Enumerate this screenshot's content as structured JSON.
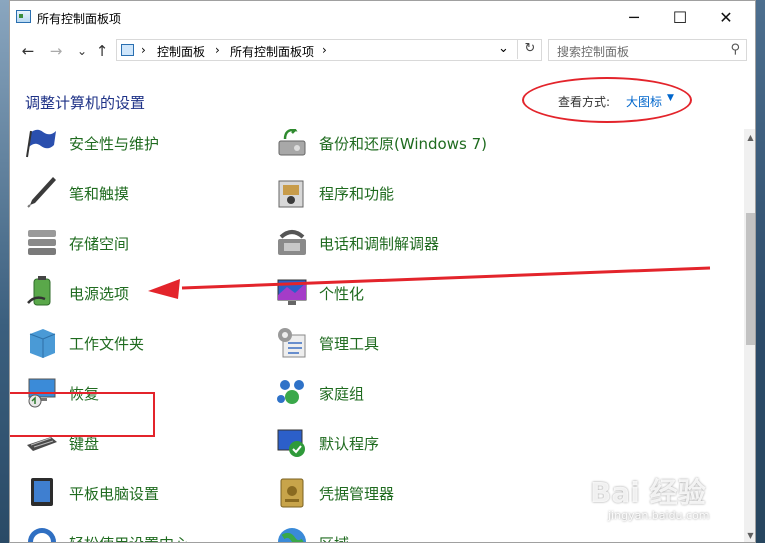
{
  "window": {
    "title": "所有控制面板项",
    "minimize": "─",
    "maximize": "☐",
    "close": "✕"
  },
  "nav": {
    "back": "←",
    "forward": "→",
    "recent": "⌄",
    "up": "↑",
    "breadcrumb": [
      "控制面板",
      "所有控制面板项"
    ],
    "sep": "›",
    "refresh": "↻",
    "dropdown": "⌄"
  },
  "search": {
    "placeholder": "搜索控制面板",
    "icon": "search-icon"
  },
  "page": {
    "heading": "调整计算机的设置",
    "viewby_label": "查看方式:",
    "viewby_value": "大图标",
    "viewby_arrow": "▼"
  },
  "items": {
    "col1": [
      {
        "label": "安全性与维护",
        "icon": "security-flag-icon"
      },
      {
        "label": "笔和触摸",
        "icon": "pen-icon"
      },
      {
        "label": "存储空间",
        "icon": "storage-icon"
      },
      {
        "label": "电源选项",
        "icon": "power-options-icon"
      },
      {
        "label": "工作文件夹",
        "icon": "work-folders-icon"
      },
      {
        "label": "恢复",
        "icon": "recovery-icon"
      },
      {
        "label": "键盘",
        "icon": "keyboard-icon"
      },
      {
        "label": "平板电脑设置",
        "icon": "tablet-icon"
      },
      {
        "label": "轻松使用设置中心",
        "icon": "ease-of-access-icon"
      }
    ],
    "col2": [
      {
        "label": "备份和还原(Windows 7)",
        "icon": "backup-icon"
      },
      {
        "label": "程序和功能",
        "icon": "programs-icon"
      },
      {
        "label": "电话和调制解调器",
        "icon": "phone-modem-icon"
      },
      {
        "label": "个性化",
        "icon": "personalization-icon"
      },
      {
        "label": "管理工具",
        "icon": "admin-tools-icon"
      },
      {
        "label": "家庭组",
        "icon": "homegroup-icon"
      },
      {
        "label": "默认程序",
        "icon": "default-programs-icon"
      },
      {
        "label": "凭据管理器",
        "icon": "credential-manager-icon"
      },
      {
        "label": "区域",
        "icon": "region-icon"
      }
    ]
  },
  "scrollbar": {
    "up": "▲",
    "down": "▼"
  },
  "watermark": {
    "main": "Bai 经验",
    "sub": "jingyan.baidu.com"
  },
  "colors": {
    "link_green": "#1f6b1f",
    "heading_blue": "#1e3287",
    "annotation_red": "#e3242b"
  }
}
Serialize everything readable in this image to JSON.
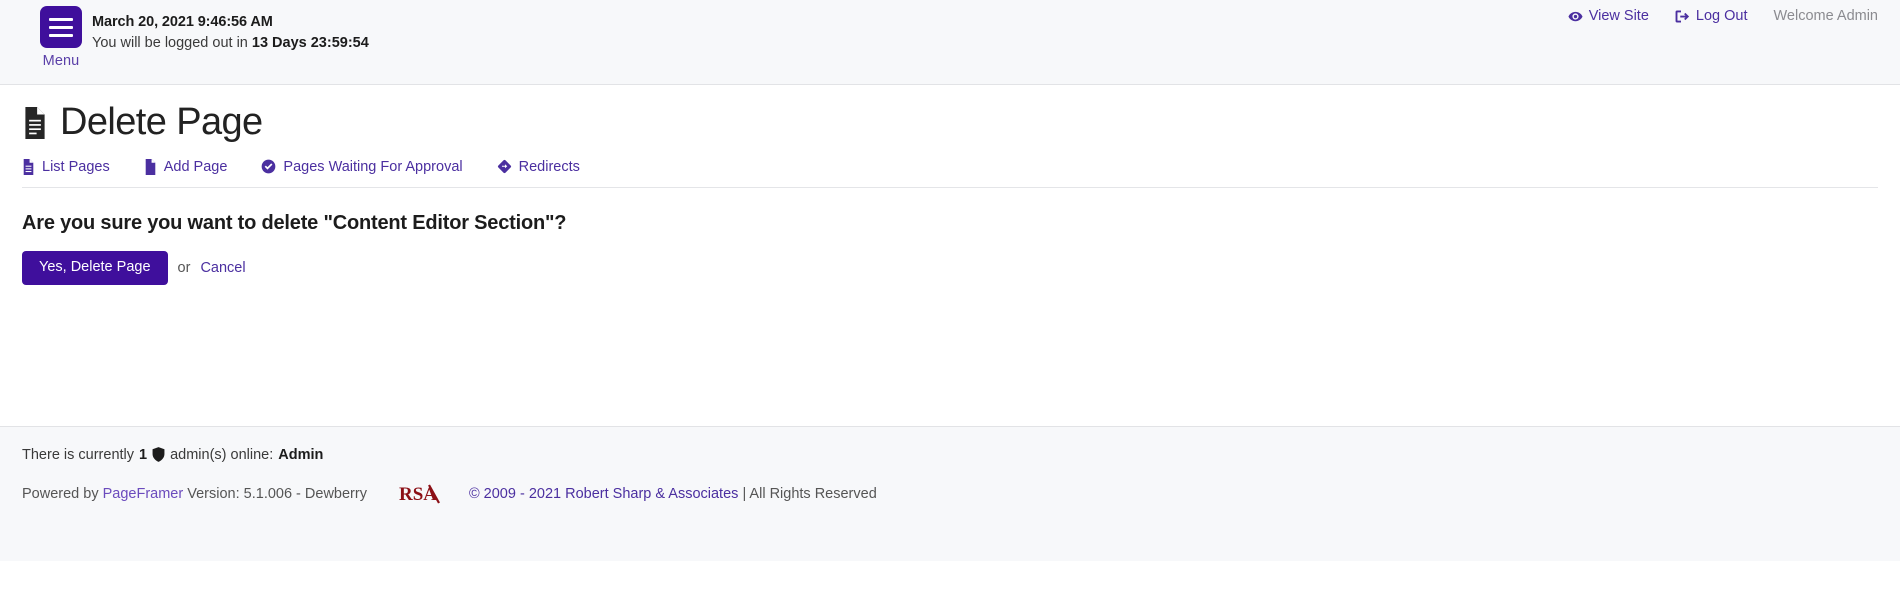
{
  "header": {
    "menu_label": "Menu",
    "menu_icon": "hamburger-menu-icon",
    "datetime": "March 20, 2021 9:46:56 AM",
    "logout_prefix": "You will be logged out in ",
    "logout_countdown": "13 Days 23:59:54",
    "view_site_label": "View Site",
    "view_site_icon": "eye-icon",
    "log_out_label": "Log Out",
    "log_out_icon": "sign-out-icon",
    "welcome_label": "Welcome Admin"
  },
  "page": {
    "title": "Delete Page",
    "title_icon": "document-icon"
  },
  "tabs": [
    {
      "label": "List Pages",
      "icon": "document-list-icon"
    },
    {
      "label": "Add Page",
      "icon": "document-add-icon"
    },
    {
      "label": "Pages Waiting For Approval",
      "icon": "check-circle-icon"
    },
    {
      "label": "Redirects",
      "icon": "diamond-arrows-icon"
    }
  ],
  "main": {
    "question": "Are you sure you want to delete \"Content Editor Section\"?",
    "confirm_button": "Yes, Delete Page",
    "or_text": "or",
    "cancel_label": "Cancel"
  },
  "footer": {
    "online_prefix": "There is currently",
    "online_count": "1",
    "online_icon": "shield-icon",
    "online_middle": "admin(s) online:",
    "online_names": "Admin",
    "powered_by": "Powered by",
    "product_name": "PageFramer",
    "version_text": "Version: 5.1.006 - Dewberry",
    "logo_text": "RSA",
    "logo_name": "rsa-logo",
    "copyright": "© 2009 - 2021 Robert Sharp & Associates",
    "rights": "| All Rights Reserved"
  },
  "colors": {
    "brand_purple": "#3f0f9c",
    "link_purple": "#4b2fa0",
    "logo_red": "#8c1016",
    "header_bg": "#f7f8fa"
  }
}
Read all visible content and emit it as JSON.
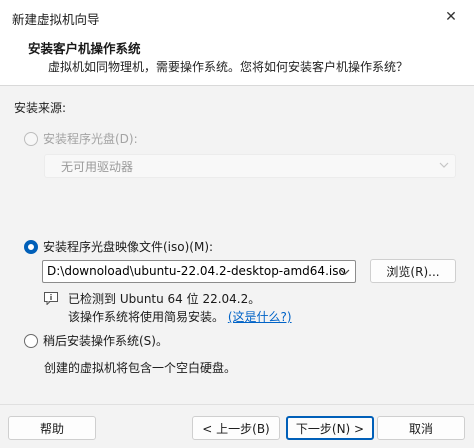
{
  "window": {
    "title": "新建虚拟机向导",
    "close_glyph": "✕"
  },
  "header": {
    "title": "安装客户机操作系统",
    "subtitle": "虚拟机如同物理机，需要操作系统。您将如何安装客户机操作系统？"
  },
  "source": {
    "label": "安装来源:",
    "options": {
      "disc": {
        "label": "安装程序光盘(D):",
        "state": "disabled",
        "drive_value": "无可用驱动器"
      },
      "iso": {
        "label": "安装程序光盘映像文件(iso)(M):",
        "state": "checked",
        "path_value": "D:\\downoload\\ubuntu-22.04.2-desktop-amd64.iso",
        "browse_label": "浏览(R)...",
        "detected_prefix": "已检测到 Ubuntu 64 位 22.04.2。",
        "note_text": "该操作系统将使用简易安装。",
        "note_link": "(这是什么?)"
      },
      "later": {
        "label": "稍后安装操作系统(S)。",
        "state": "unchecked",
        "description": "创建的虚拟机将包含一个空白硬盘。"
      }
    }
  },
  "footer": {
    "help_label": "帮助",
    "back_label": "< 上一步(B)",
    "next_label": "下一步(N) >",
    "cancel_label": "取消"
  },
  "colors": {
    "accent": "#005fb8",
    "link": "#0063c7",
    "background": "#f3f3f3"
  }
}
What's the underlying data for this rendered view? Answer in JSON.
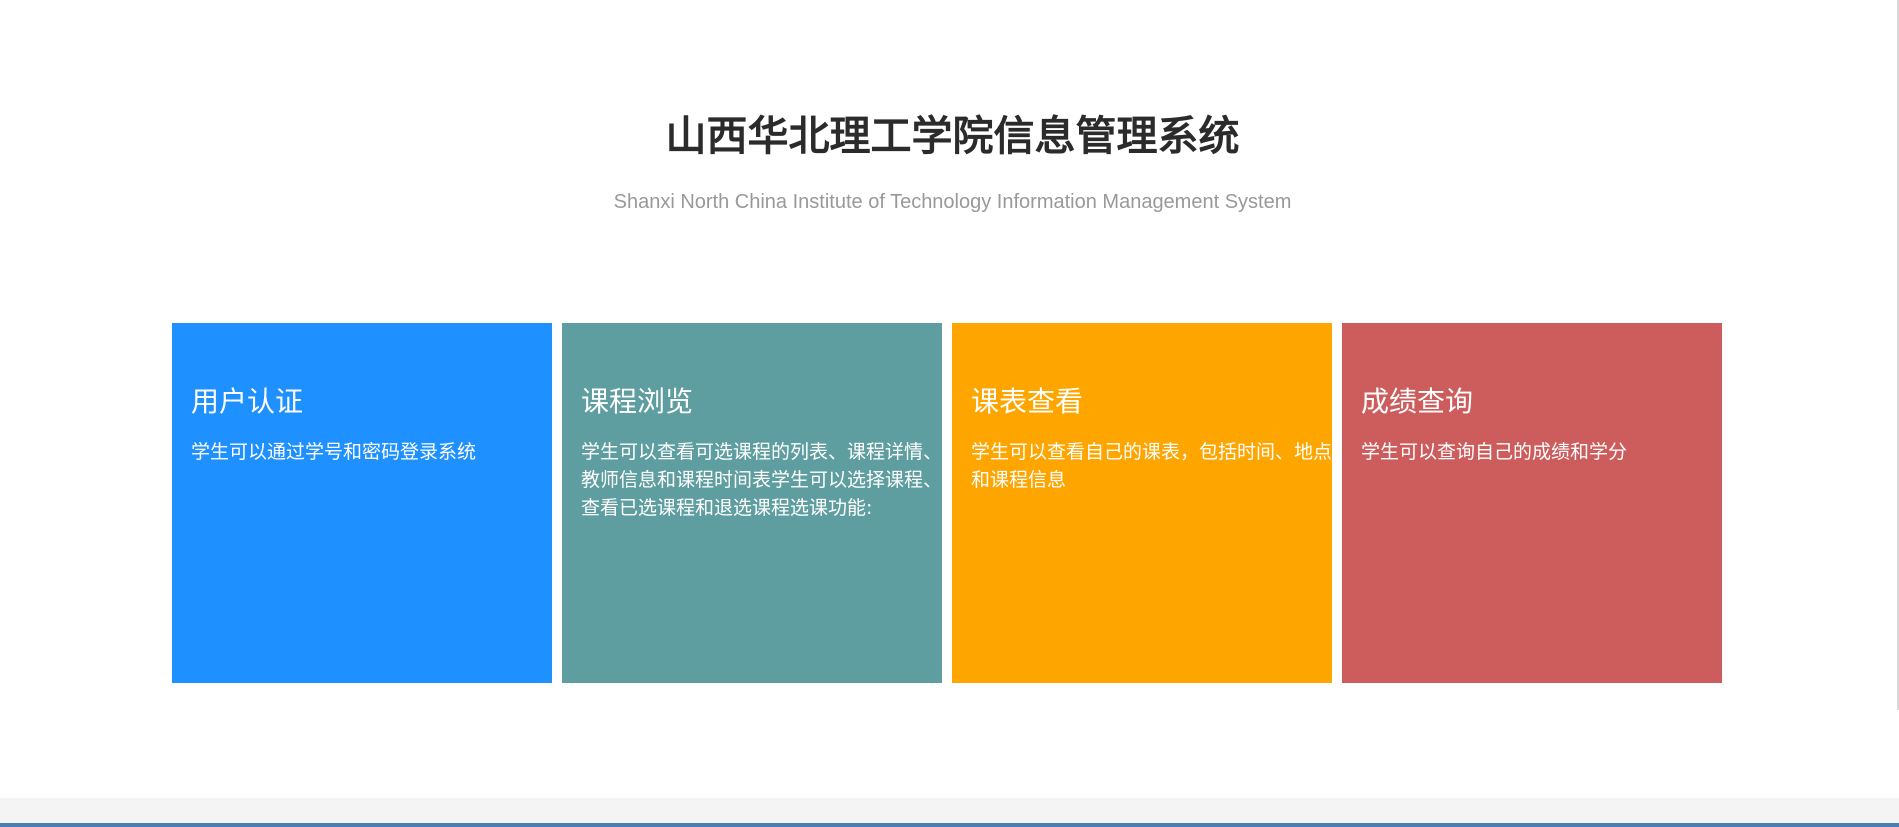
{
  "header": {
    "title": "山西华北理工学院信息管理系统",
    "subtitle": "Shanxi North China Institute of Technology Information Management System"
  },
  "cards": [
    {
      "title": "用户认证",
      "description": "学生可以通过学号和密码登录系统",
      "color": "#1e90ff"
    },
    {
      "title": "课程浏览",
      "description": "学生可以查看可选课程的列表、课程详情、教师信息和课程时间表学生可以选择课程、查看已选课程和退选课程选课功能:",
      "color": "#5f9ea0"
    },
    {
      "title": "课表查看",
      "description": "学生可以查看自己的课表，包括时间、地点和课程信息",
      "color": "#ffa500"
    },
    {
      "title": "成绩查询",
      "description": "学生可以查询自己的成绩和学分",
      "color": "#cd5c5c"
    }
  ],
  "colors": {
    "title_text": "#2b2b2b",
    "subtitle_text": "#999999",
    "footer_background": "#f4f4f4",
    "footer_accent": "#4a7fb5"
  }
}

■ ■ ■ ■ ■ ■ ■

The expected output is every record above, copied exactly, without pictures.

Enumerate this screenshot's content as structured JSON.
{
  "window": {
    "title": "所有控制面板项",
    "minimize": "─",
    "maximize": "☐",
    "close": "✕"
  },
  "nav": {
    "back": "←",
    "forward": "→",
    "recent": "⌄",
    "up": "↑",
    "breadcrumb": [
      "控制面板",
      "所有控制面板项"
    ],
    "sep": "›",
    "refresh": "↻",
    "dropdown": "⌄"
  },
  "search": {
    "placeholder": "搜索控制面板",
    "icon": "search-icon"
  },
  "page": {
    "heading": "调整计算机的设置",
    "viewby_label": "查看方式:",
    "viewby_value": "大图标",
    "viewby_arrow": "▼"
  },
  "items": {
    "col1": [
      {
        "label": "安全性与维护",
        "icon": "security-flag-icon"
      },
      {
        "label": "笔和触摸",
        "icon": "pen-icon"
      },
      {
        "label": "存储空间",
        "icon": "storage-icon"
      },
      {
        "label": "电源选项",
        "icon": "power-options-icon"
      },
      {
        "label": "工作文件夹",
        "icon": "work-folders-icon"
      },
      {
        "label": "恢复",
        "icon": "recovery-icon"
      },
      {
        "label": "键盘",
        "icon": "keyboard-icon"
      },
      {
        "label": "平板电脑设置",
        "icon": "tablet-icon"
      },
      {
        "label": "轻松使用设置中心",
        "icon": "ease-of-access-icon"
      }
    ],
    "col2": [
      {
        "label": "备份和还原(Windows 7)",
        "icon": "backup-icon"
      },
      {
        "label": "程序和功能",
        "icon": "programs-icon"
      },
      {
        "label": "电话和调制解调器",
        "icon": "phone-modem-icon"
      },
      {
        "label": "个性化",
        "icon": "personalization-icon"
      },
      {
        "label": "管理工具",
        "icon": "admin-tools-icon"
      },
      {
        "label": "家庭组",
        "icon": "homegroup-icon"
      },
      {
        "label": "默认程序",
        "icon": "default-programs-icon"
      },
      {
        "label": "凭据管理器",
        "icon": "credential-manager-icon"
      },
      {
        "label": "区域",
        "icon": "region-icon"
      }
    ]
  },
  "scrollbar": {
    "up": "▲",
    "down": "▼"
  },
  "watermark": {
    "main": "Bai 经验",
    "sub": "jingyan.baidu.com"
  },
  "colors": {
    "link_green": "#1f6b1f",
    "heading_blue": "#1e3287",
    "annotation_red": "#e3242b"
  }
}
Serialize everything readable in this image to JSON.
{
  "header": {
    "menu_label": "Menu",
    "menu_icon": "hamburger-menu-icon",
    "datetime": "March 20, 2021 9:46:56 AM",
    "logout_prefix": "You will be logged out in ",
    "logout_countdown": "13 Days 23:59:54",
    "view_site_label": "View Site",
    "view_site_icon": "eye-icon",
    "log_out_label": "Log Out",
    "log_out_icon": "sign-out-icon",
    "welcome_label": "Welcome Admin"
  },
  "page": {
    "title": "Delete Page",
    "title_icon": "document-icon"
  },
  "tabs": [
    {
      "label": "List Pages",
      "icon": "document-list-icon"
    },
    {
      "label": "Add Page",
      "icon": "document-add-icon"
    },
    {
      "label": "Pages Waiting For Approval",
      "icon": "check-circle-icon"
    },
    {
      "label": "Redirects",
      "icon": "diamond-arrows-icon"
    }
  ],
  "main": {
    "question": "Are you sure you want to delete \"Content Editor Section\"?",
    "confirm_button": "Yes, Delete Page",
    "or_text": "or",
    "cancel_label": "Cancel"
  },
  "footer": {
    "online_prefix": "There is currently",
    "online_count": "1",
    "online_icon": "shield-icon",
    "online_middle": "admin(s) online:",
    "online_names": "Admin",
    "powered_by": "Powered by",
    "product_name": "PageFramer",
    "version_text": "Version: 5.1.006 - Dewberry",
    "logo_text": "RSA",
    "logo_name": "rsa-logo",
    "copyright": "© 2009 - 2021 Robert Sharp & Associates",
    "rights": "| All Rights Reserved"
  },
  "colors": {
    "brand_purple": "#3f0f9c",
    "link_purple": "#4b2fa0",
    "logo_red": "#8c1016",
    "header_bg": "#f7f8fa"
  }
}
Read all visible content and emit it as JSON.
{
  "window": {
    "title": "新建虚拟机向导",
    "close_glyph": "✕"
  },
  "header": {
    "title": "安装客户机操作系统",
    "subtitle": "虚拟机如同物理机，需要操作系统。您将如何安装客户机操作系统？"
  },
  "source": {
    "label": "安装来源:",
    "options": {
      "disc": {
        "label": "安装程序光盘(D):",
        "state": "disabled",
        "drive_value": "无可用驱动器"
      },
      "iso": {
        "label": "安装程序光盘映像文件(iso)(M):",
        "state": "checked",
        "path_value": "D:\\downoload\\ubuntu-22.04.2-desktop-amd64.iso",
        "browse_label": "浏览(R)...",
        "detected_prefix": "已检测到 Ubuntu 64 位 22.04.2。",
        "note_text": "该操作系统将使用简易安装。",
        "note_link": "(这是什么?)"
      },
      "later": {
        "label": "稍后安装操作系统(S)。",
        "state": "unchecked",
        "description": "创建的虚拟机将包含一个空白硬盘。"
      }
    }
  },
  "footer": {
    "help_label": "帮助",
    "back_label": "< 上一步(B)",
    "next_label": "下一步(N) >",
    "cancel_label": "取消"
  },
  "colors": {
    "accent": "#005fb8",
    "link": "#0063c7",
    "background": "#f3f3f3"
  }
}
What's the underlying data for this rendered view? Answer in JSON.
{
  "header": {
    "title": "山西华北理工学院信息管理系统",
    "subtitle": "Shanxi North China Institute of Technology Information Management System"
  },
  "cards": [
    {
      "title": "用户认证",
      "description": "学生可以通过学号和密码登录系统",
      "color": "#1e90ff"
    },
    {
      "title": "课程浏览",
      "description": "学生可以查看可选课程的列表、课程详情、教师信息和课程时间表学生可以选择课程、查看已选课程和退选课程选课功能:",
      "color": "#5f9ea0"
    },
    {
      "title": "课表查看",
      "description": "学生可以查看自己的课表，包括时间、地点和课程信息",
      "color": "#ffa500"
    },
    {
      "title": "成绩查询",
      "description": "学生可以查询自己的成绩和学分",
      "color": "#cd5c5c"
    }
  ],
  "colors": {
    "title_text": "#2b2b2b",
    "subtitle_text": "#999999",
    "footer_background": "#f4f4f4",
    "footer_accent": "#4a7fb5"
  }
}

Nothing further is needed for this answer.